* Exercise materials *
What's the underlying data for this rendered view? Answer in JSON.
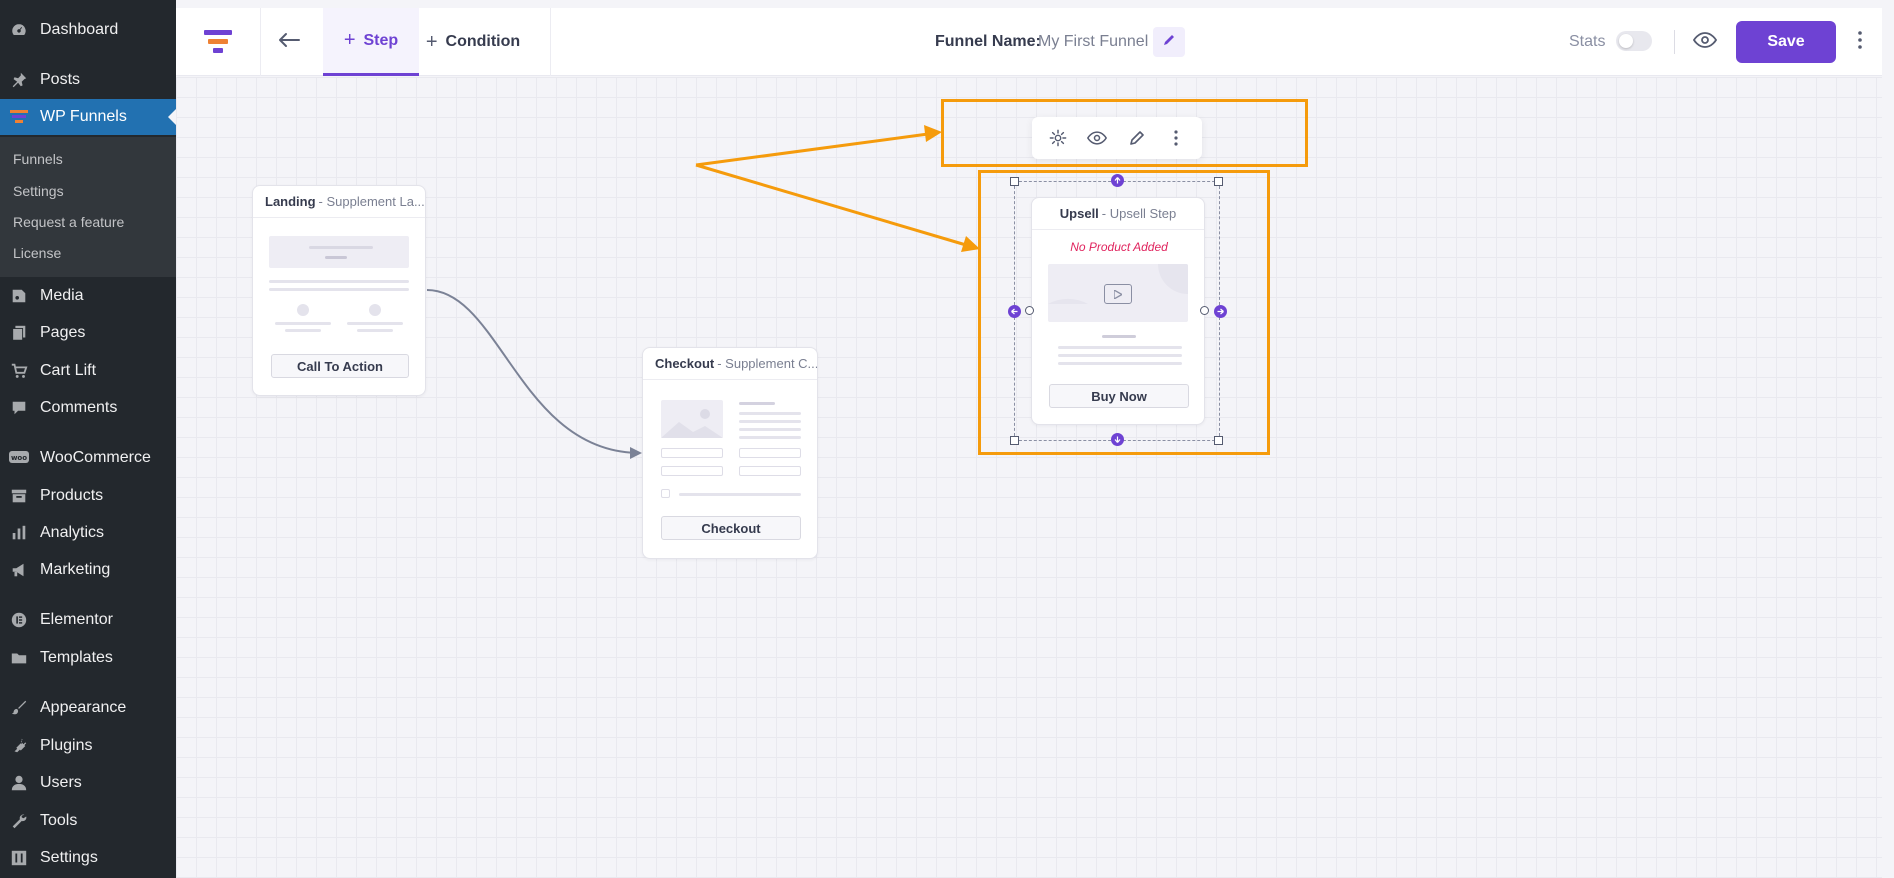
{
  "sidebar": {
    "items": [
      {
        "label": "Dashboard",
        "icon": "dashboard-icon"
      },
      {
        "label": "Posts",
        "icon": "pin-icon"
      },
      {
        "label": "WP Funnels",
        "icon": "funnel-icon"
      },
      {
        "label": "Media",
        "icon": "media-icon"
      },
      {
        "label": "Pages",
        "icon": "pages-icon"
      },
      {
        "label": "Cart Lift",
        "icon": "cart-icon"
      },
      {
        "label": "Comments",
        "icon": "comment-icon"
      },
      {
        "label": "WooCommerce",
        "icon": "woo-icon"
      },
      {
        "label": "Products",
        "icon": "archive-icon"
      },
      {
        "label": "Analytics",
        "icon": "bar-chart-icon"
      },
      {
        "label": "Marketing",
        "icon": "megaphone-icon"
      },
      {
        "label": "Elementor",
        "icon": "elementor-icon"
      },
      {
        "label": "Templates",
        "icon": "folder-icon"
      },
      {
        "label": "Appearance",
        "icon": "brush-icon"
      },
      {
        "label": "Plugins",
        "icon": "plugin-icon"
      },
      {
        "label": "Users",
        "icon": "user-icon"
      },
      {
        "label": "Tools",
        "icon": "wrench-icon"
      },
      {
        "label": "Settings",
        "icon": "settings-icon"
      }
    ],
    "submenu": [
      "Funnels",
      "Settings",
      "Request a feature",
      "License"
    ]
  },
  "topbar": {
    "tab_step": "Step",
    "tab_condition": "Condition",
    "funnel_name_label": "Funnel Name:",
    "funnel_name_value": "My First Funnel",
    "stats_label": "Stats",
    "stats_enabled": false,
    "save_label": "Save"
  },
  "nodes": {
    "landing": {
      "type": "Landing",
      "name": "- Supplement La...",
      "button": "Call To Action"
    },
    "checkout": {
      "type": "Checkout",
      "name": "- Supplement C...",
      "button": "Checkout"
    },
    "upsell": {
      "type": "Upsell",
      "name": "- Upsell Step",
      "notice": "No Product Added",
      "button": "Buy Now"
    }
  },
  "colors": {
    "accent": "#6e42d3",
    "wp_active": "#2271b1",
    "annotation": "#f59b0c",
    "notice": "#e0245e"
  }
}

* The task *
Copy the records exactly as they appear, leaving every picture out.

* Result below *
What's the underlying data for this rendered view? Answer in JSON.
{
  "sidebar": {
    "items": [
      {
        "label": "Dashboard",
        "icon": "dashboard-icon"
      },
      {
        "label": "Posts",
        "icon": "pin-icon"
      },
      {
        "label": "WP Funnels",
        "icon": "funnel-icon"
      },
      {
        "label": "Media",
        "icon": "media-icon"
      },
      {
        "label": "Pages",
        "icon": "pages-icon"
      },
      {
        "label": "Cart Lift",
        "icon": "cart-icon"
      },
      {
        "label": "Comments",
        "icon": "comment-icon"
      },
      {
        "label": "WooCommerce",
        "icon": "woo-icon"
      },
      {
        "label": "Products",
        "icon": "archive-icon"
      },
      {
        "label": "Analytics",
        "icon": "bar-chart-icon"
      },
      {
        "label": "Marketing",
        "icon": "megaphone-icon"
      },
      {
        "label": "Elementor",
        "icon": "elementor-icon"
      },
      {
        "label": "Templates",
        "icon": "folder-icon"
      },
      {
        "label": "Appearance",
        "icon": "brush-icon"
      },
      {
        "label": "Plugins",
        "icon": "plugin-icon"
      },
      {
        "label": "Users",
        "icon": "user-icon"
      },
      {
        "label": "Tools",
        "icon": "wrench-icon"
      },
      {
        "label": "Settings",
        "icon": "settings-icon"
      }
    ],
    "submenu": [
      "Funnels",
      "Settings",
      "Request a feature",
      "License"
    ]
  },
  "topbar": {
    "tab_step": "Step",
    "tab_condition": "Condition",
    "funnel_name_label": "Funnel Name:",
    "funnel_name_value": "My First Funnel",
    "stats_label": "Stats",
    "stats_enabled": false,
    "save_label": "Save"
  },
  "nodes": {
    "landing": {
      "type": "Landing",
      "name": "- Supplement La...",
      "button": "Call To Action"
    },
    "checkout": {
      "type": "Checkout",
      "name": "- Supplement C...",
      "button": "Checkout"
    },
    "upsell": {
      "type": "Upsell",
      "name": "- Upsell Step",
      "notice": "No Product Added",
      "button": "Buy Now"
    }
  },
  "colors": {
    "accent": "#6e42d3",
    "wp_active": "#2271b1",
    "annotation": "#f59b0c",
    "notice": "#e0245e"
  }
}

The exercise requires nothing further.